Good analytics depends on having captured quality data in the first place. For that reason it’s important that there is an overlap or coordination between the system that captures data and the analytics system. It is equally important to ensure that business processes are being managed in a way that supports capturing the data that is required to the answer questions that we want to solve with analytics. There needs to be a fluid relationship between the capturing data team from. Be it the CRM System, Sales Automation system with the analytics team.
Analytics can be used to solve various problems in the manufacturing industry e.g.
- Predicting when quality issues are bound to arise. By looking at historical patterns and data sets, find what are the combination of circumstances that will likely lead to a quality problem. That way, find a way to eliminate the root causes.
- Demand forecasting resulting in better planning, improved scheduling and material planning.
Things get useful when you can identify a problem before it happens.
An elaborate example, it is easy to know all the signs of an unhappy employee or factors that might contribute to employee churn. Getting skipped over from a promotion, bad review, turnover from manager, multiple hard shifts; and while mangers might know about all these factors, the hard part in a busy production environment where there is a large team that needs overseeing, would be finding that needle in a haystack. Which in this case is which particular employee is exhibiting signs of churning.
The benefit of putting computing power to work is to find those needles in the haystack and give us advanced warning.

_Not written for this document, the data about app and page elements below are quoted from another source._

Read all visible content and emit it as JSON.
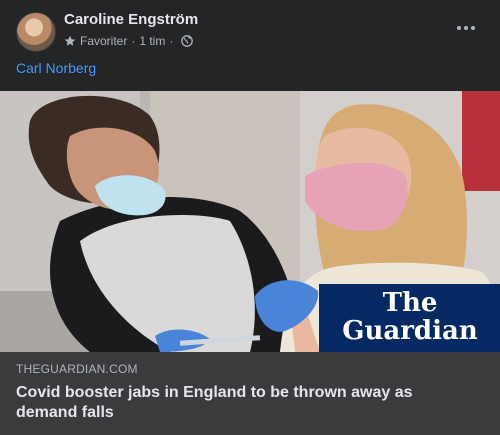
{
  "post": {
    "author": "Caroline Engström",
    "audience_label": "Favoriter",
    "separator": "·",
    "timestamp": "1 tim",
    "message": "Carl Norberg",
    "more_icon": "ellipsis-icon",
    "audience_icon": "star-icon",
    "privacy_icon": "globe-icon"
  },
  "link": {
    "domain": "THEGUARDIAN.COM",
    "headline": "Covid booster jabs in England to be thrown away as demand falls",
    "logo_text_line1": "The",
    "logo_text_line2": "Guardian"
  },
  "colors": {
    "card_bg": "#242526",
    "link_bar_bg": "#3a3b3c",
    "link_text": "#4599ff",
    "guardian_blue": "#052962"
  }
}
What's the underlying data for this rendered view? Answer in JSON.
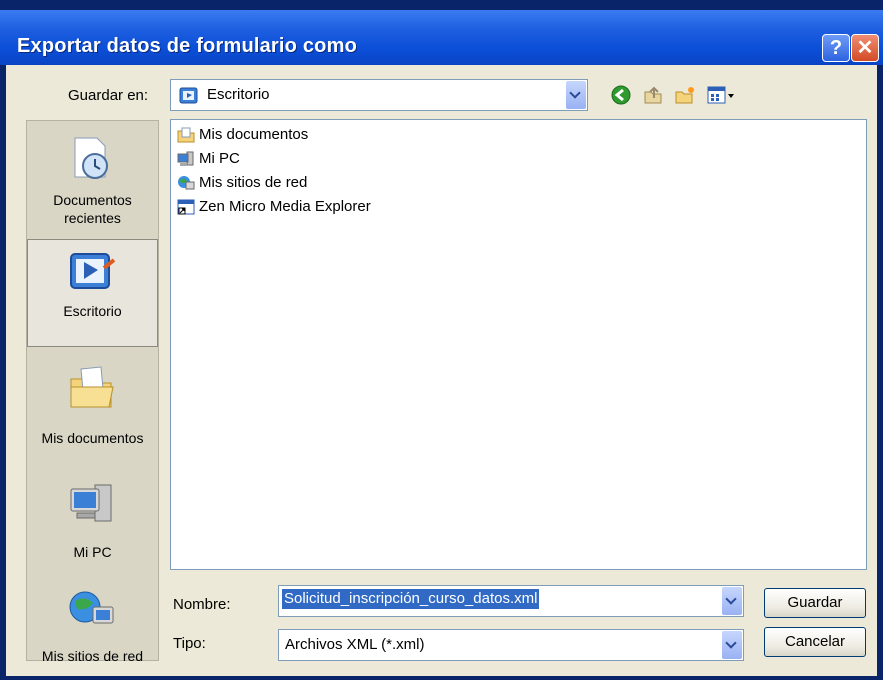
{
  "window": {
    "title": "Exportar datos de formulario como"
  },
  "toolbar": {
    "save_in_label": "Guardar en:",
    "location": "Escritorio"
  },
  "places": [
    {
      "label_line1": "Documentos",
      "label_line2": "recientes"
    },
    {
      "label_line1": "Escritorio",
      "label_line2": ""
    },
    {
      "label_line1": "Mis documentos",
      "label_line2": ""
    },
    {
      "label_line1": "Mi PC",
      "label_line2": ""
    },
    {
      "label_line1": "Mis sitios de red",
      "label_line2": ""
    }
  ],
  "files": [
    {
      "name": "Mis documentos",
      "icon": "folder-documents-icon"
    },
    {
      "name": "Mi PC",
      "icon": "computer-icon"
    },
    {
      "name": "Mis sitios de red",
      "icon": "network-places-icon"
    },
    {
      "name": "Zen Micro Media Explorer",
      "icon": "shortcut-icon"
    }
  ],
  "form": {
    "name_label": "Nombre:",
    "name_value": "Solicitud_inscripción_curso_datos.xml",
    "type_label": "Tipo:",
    "type_value": "Archivos XML (*.xml)"
  },
  "buttons": {
    "save": "Guardar",
    "cancel": "Cancelar"
  },
  "colors": {
    "title_bar": "#0b4fd8",
    "dialog_bg": "#ece9d8",
    "selection": "#316ac5"
  }
}
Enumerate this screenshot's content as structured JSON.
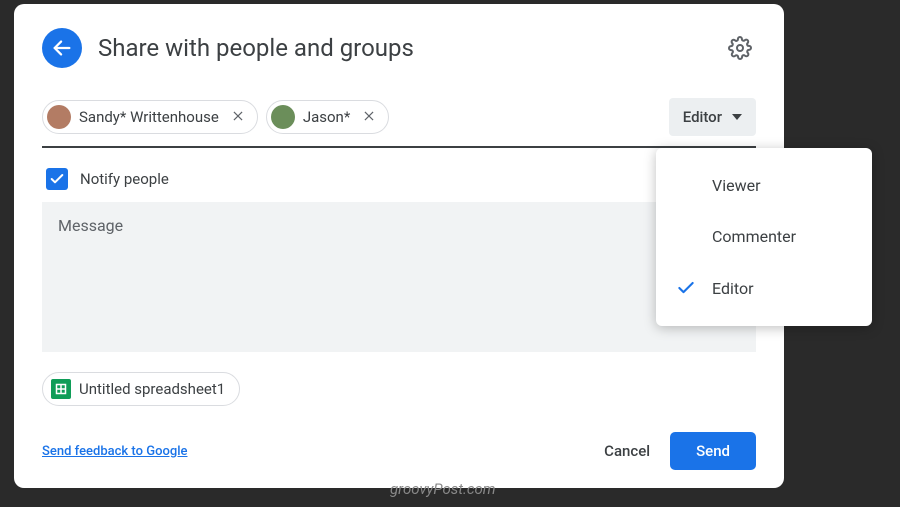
{
  "dialog": {
    "title": "Share with people and groups",
    "people": [
      {
        "name": "Sandy* Writtenhouse",
        "avatar_bg": "#b37c64"
      },
      {
        "name": "Jason*",
        "avatar_bg": "#6b8e5a"
      }
    ],
    "role_selected": "Editor",
    "notify_label": "Notify people",
    "notify_checked": true,
    "message_placeholder": "Message",
    "attachment_name": "Untitled spreadsheet1",
    "feedback_link": "Send feedback to Google",
    "cancel_label": "Cancel",
    "send_label": "Send"
  },
  "dropdown": {
    "options": [
      "Viewer",
      "Commenter",
      "Editor"
    ],
    "selected": "Editor"
  },
  "watermark": "groovyPost.com"
}
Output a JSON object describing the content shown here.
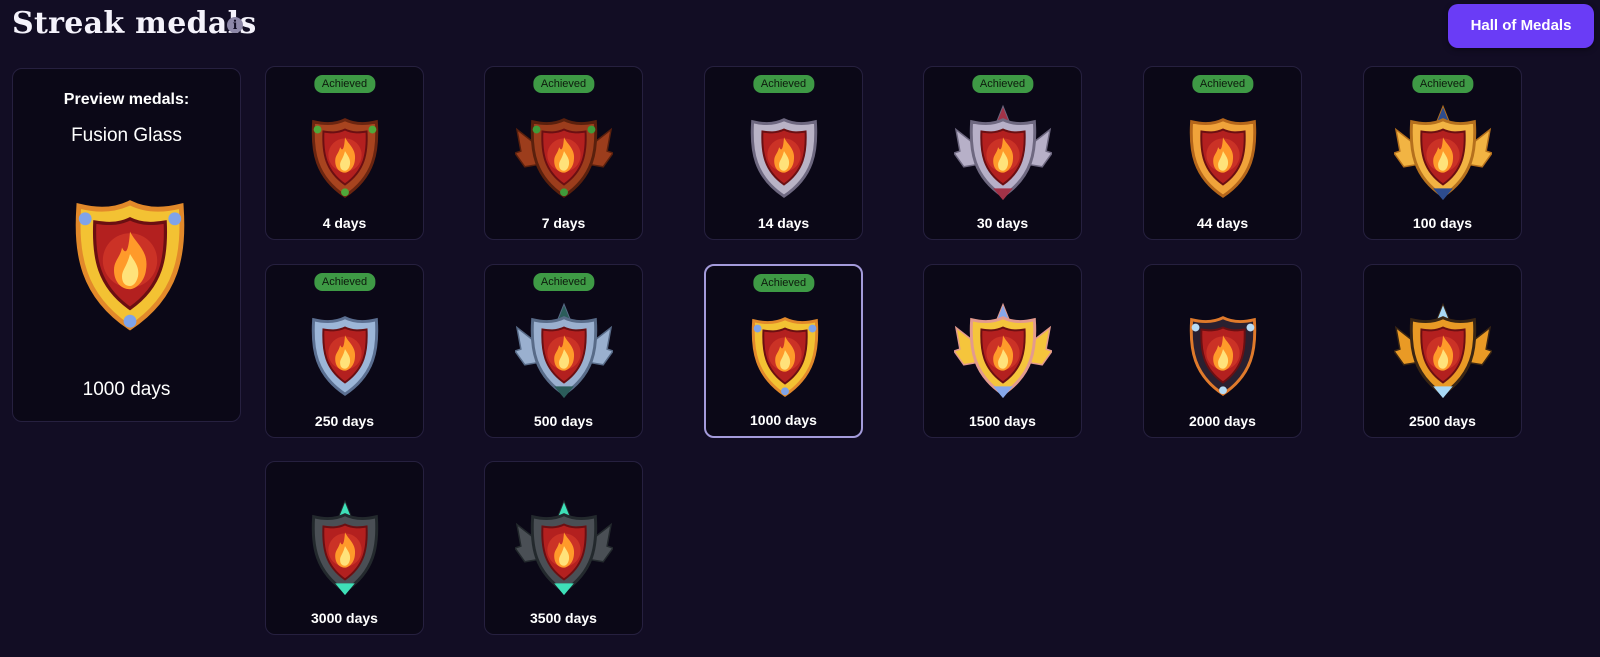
{
  "header": {
    "title": "Streak medals",
    "info_icon": "i",
    "hall_button": "Hall of Medals"
  },
  "preview": {
    "label": "Preview medals:",
    "name": "Fusion Glass",
    "days": "1000 days"
  },
  "badge_text": "Achieved",
  "medals": [
    {
      "days": "4 days",
      "achieved": true,
      "style": "wood"
    },
    {
      "days": "7 days",
      "achieved": true,
      "style": "vine"
    },
    {
      "days": "14 days",
      "achieved": true,
      "style": "silver"
    },
    {
      "days": "30 days",
      "achieved": true,
      "style": "silver-winged"
    },
    {
      "days": "44 days",
      "achieved": true,
      "style": "gold"
    },
    {
      "days": "100 days",
      "achieved": true,
      "style": "gold-winged"
    },
    {
      "days": "250 days",
      "achieved": true,
      "style": "steel"
    },
    {
      "days": "500 days",
      "achieved": true,
      "style": "steel-winged"
    },
    {
      "days": "1000 days",
      "achieved": true,
      "style": "fusion-glass",
      "selected": true
    },
    {
      "days": "1500 days",
      "achieved": false,
      "style": "fusion-winged"
    },
    {
      "days": "2000 days",
      "achieved": false,
      "style": "obsidian"
    },
    {
      "days": "2500 days",
      "achieved": false,
      "style": "ice-fire"
    },
    {
      "days": "3000 days",
      "achieved": false,
      "style": "emerald"
    },
    {
      "days": "3500 days",
      "achieved": false,
      "style": "emerald-winged"
    }
  ],
  "colors": {
    "accent": "#6a3cf6",
    "badge": "#3e9a45",
    "background": "#120d24",
    "card": "#0b0817",
    "selected_border": "#a49bdb"
  }
}
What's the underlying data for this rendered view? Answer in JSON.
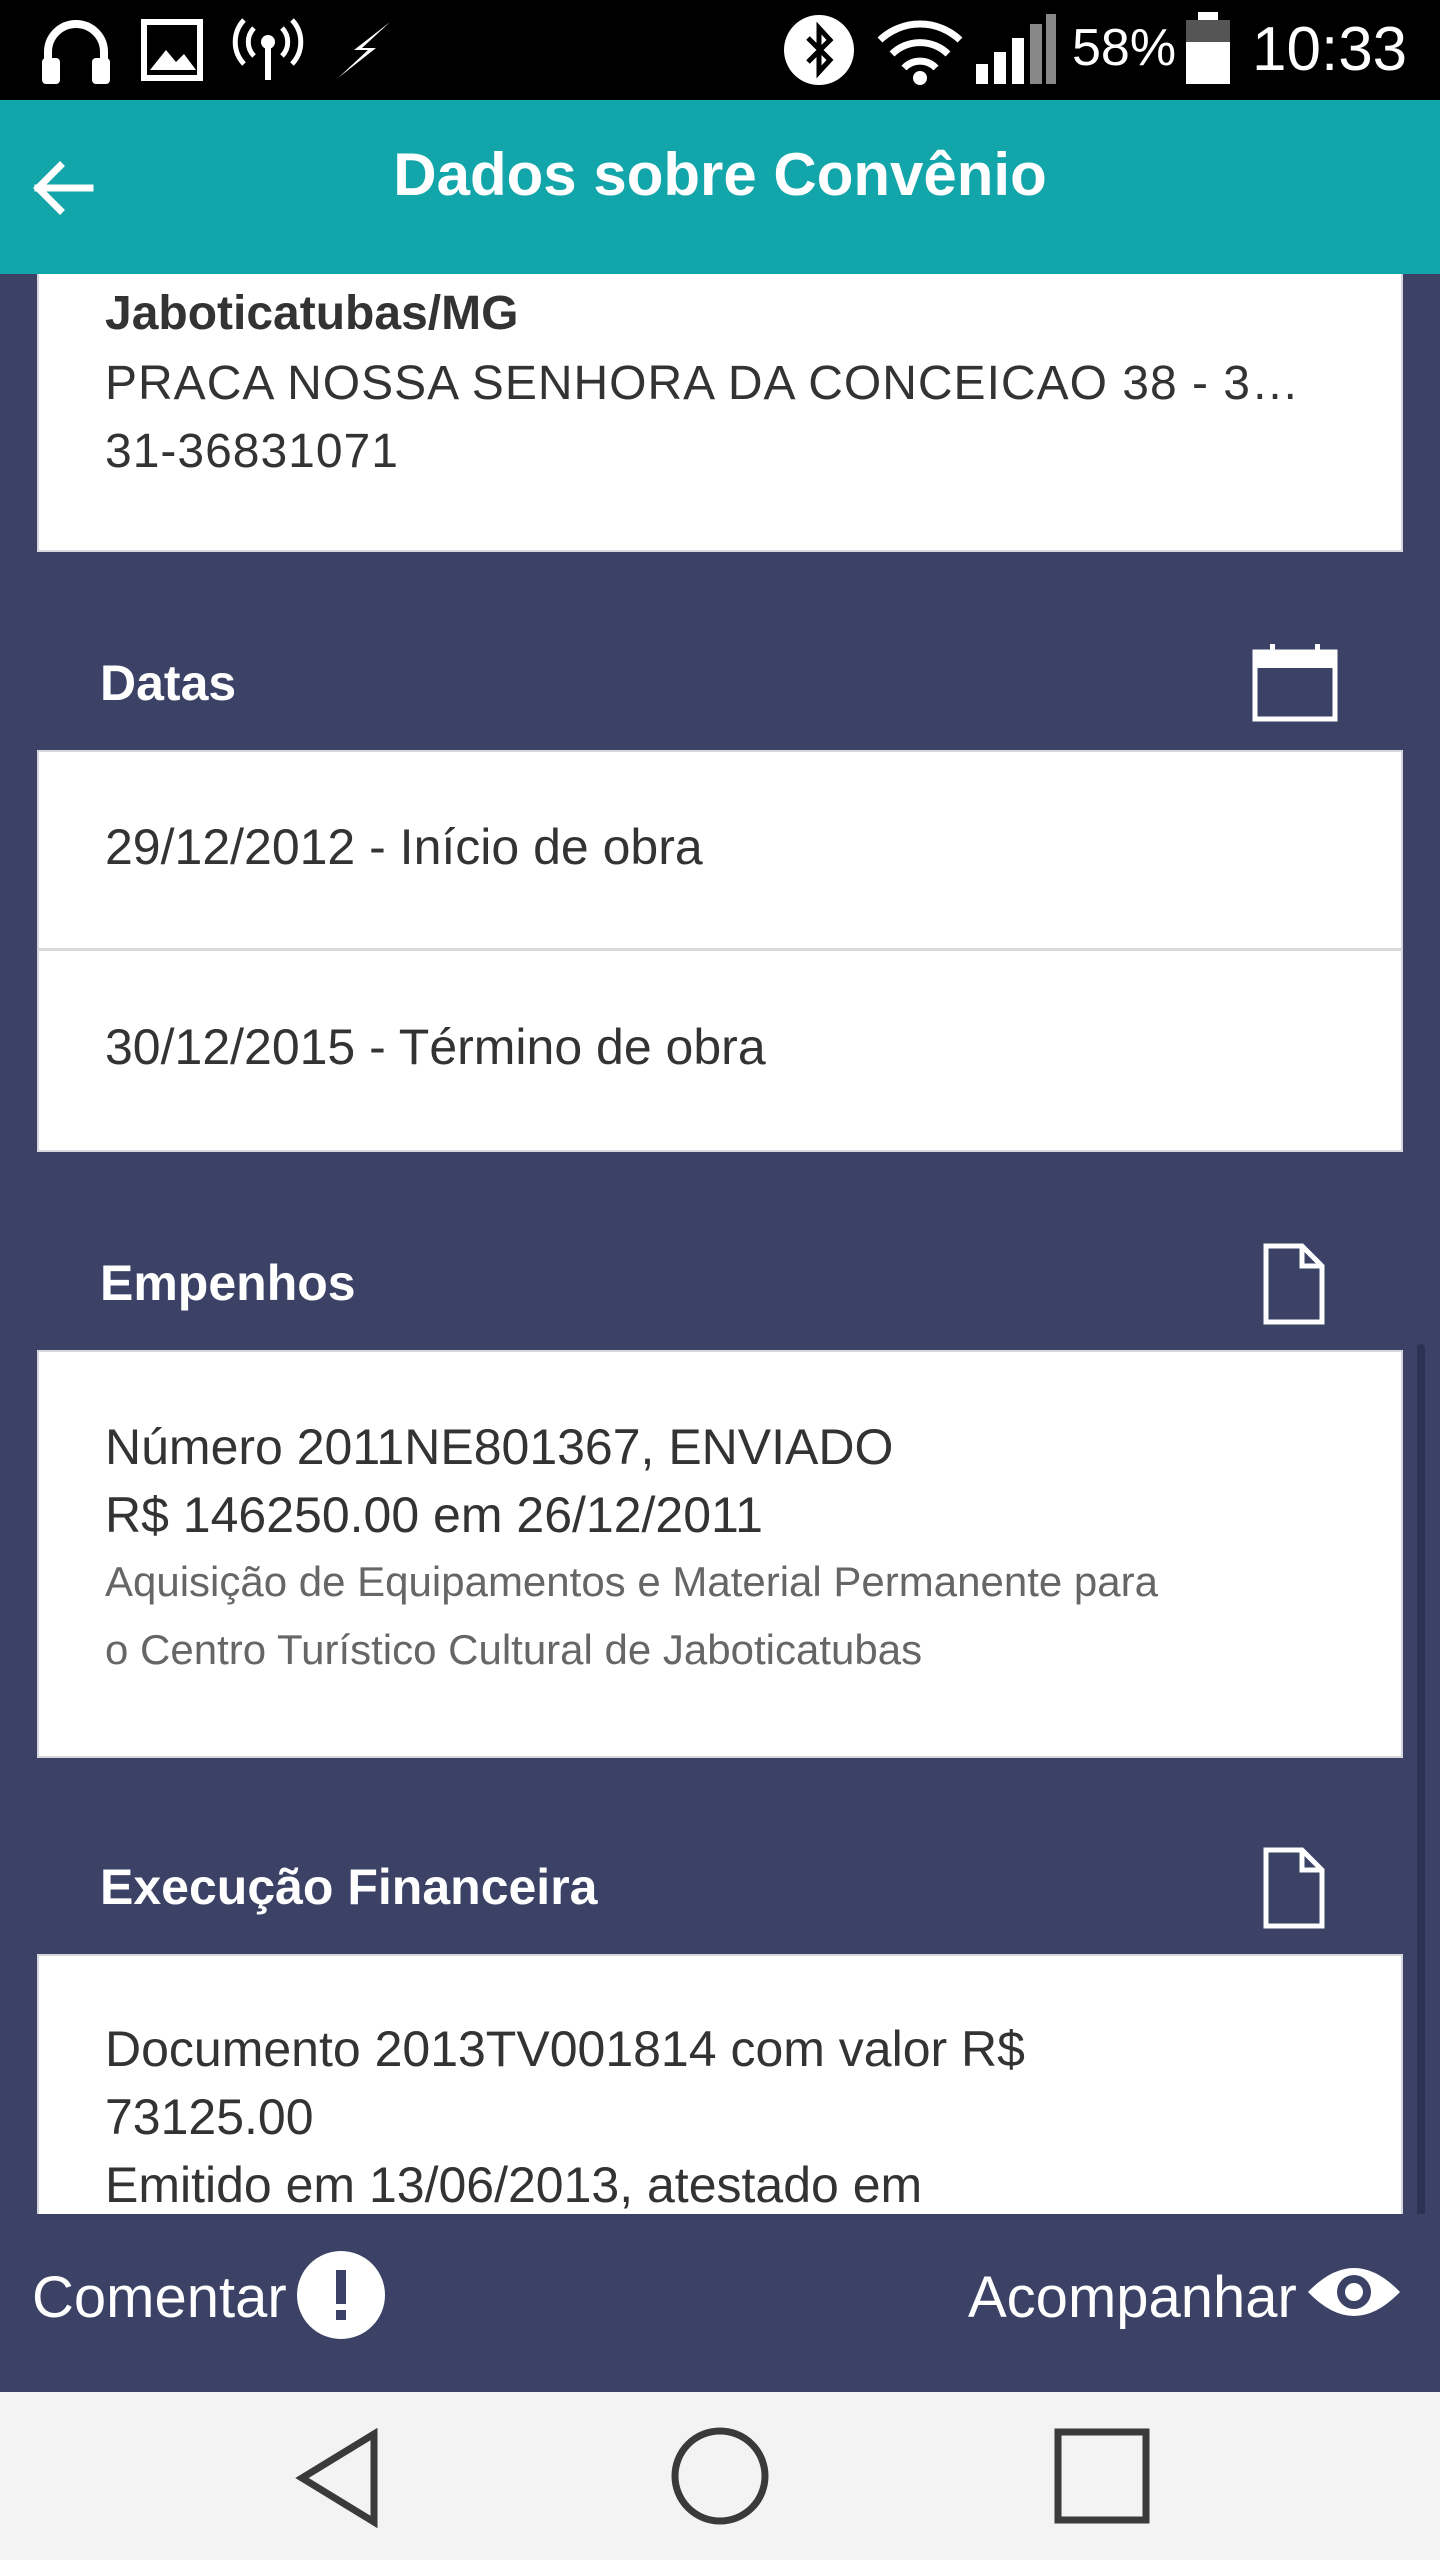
{
  "status_bar": {
    "icons": [
      "headphones-icon",
      "image-icon",
      "hotspot-icon",
      "charging-bolt-icon",
      "bluetooth-icon",
      "wifi-icon",
      "cell-signal-icon",
      "battery-icon"
    ],
    "battery": "58%",
    "time": "10:33"
  },
  "app_bar": {
    "title": "Dados sobre Convênio",
    "back_icon": "arrow-back-icon"
  },
  "contact_card": {
    "city": "Jaboticatubas/MG",
    "address": "PRACA NOSSA SENHORA DA CONCEICAO 38 - 3…",
    "phone": "31-36831071"
  },
  "datas": {
    "title": "Datas",
    "icon": "calendar-icon",
    "items": [
      "29/12/2012 - Início de obra",
      "30/12/2015 - Término de obra"
    ]
  },
  "empenhos": {
    "title": "Empenhos",
    "icon": "document-icon",
    "entry": {
      "number_line": "Número 2011NE801367, ENVIADO",
      "amount_line": "R$ 146250.00 em 26/12/2011",
      "description_line1": "Aquisição de Equipamentos e Material Permanente para",
      "description_line2": "o Centro Turístico Cultural de Jaboticatubas"
    }
  },
  "execucao": {
    "title": "Execução Financeira",
    "icon": "document-icon",
    "entry": {
      "line1": "Documento 2013TV001814 com valor R$",
      "line2": "73125.00",
      "line3": "Emitido em 13/06/2013, atestado em"
    }
  },
  "actions": {
    "comment_label": "Comentar",
    "comment_icon": "exclamation-circle-icon",
    "follow_label": "Acompanhar",
    "follow_icon": "eye-icon"
  },
  "nav_bar": {
    "icons": [
      "back-triangle-icon",
      "home-circle-icon",
      "recents-square-icon"
    ]
  },
  "colors": {
    "app_bar": "#12a5aa",
    "background": "#3b4266",
    "card": "#ffffff",
    "text": "#333333",
    "secondary_text": "#666666"
  }
}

Given how broadly applicable analytics technologies are, you might ask yourself who is the target user? I would say anybody who can make a decision on behalf of the company based on having access to information, is a potential user of an analytics software or tool.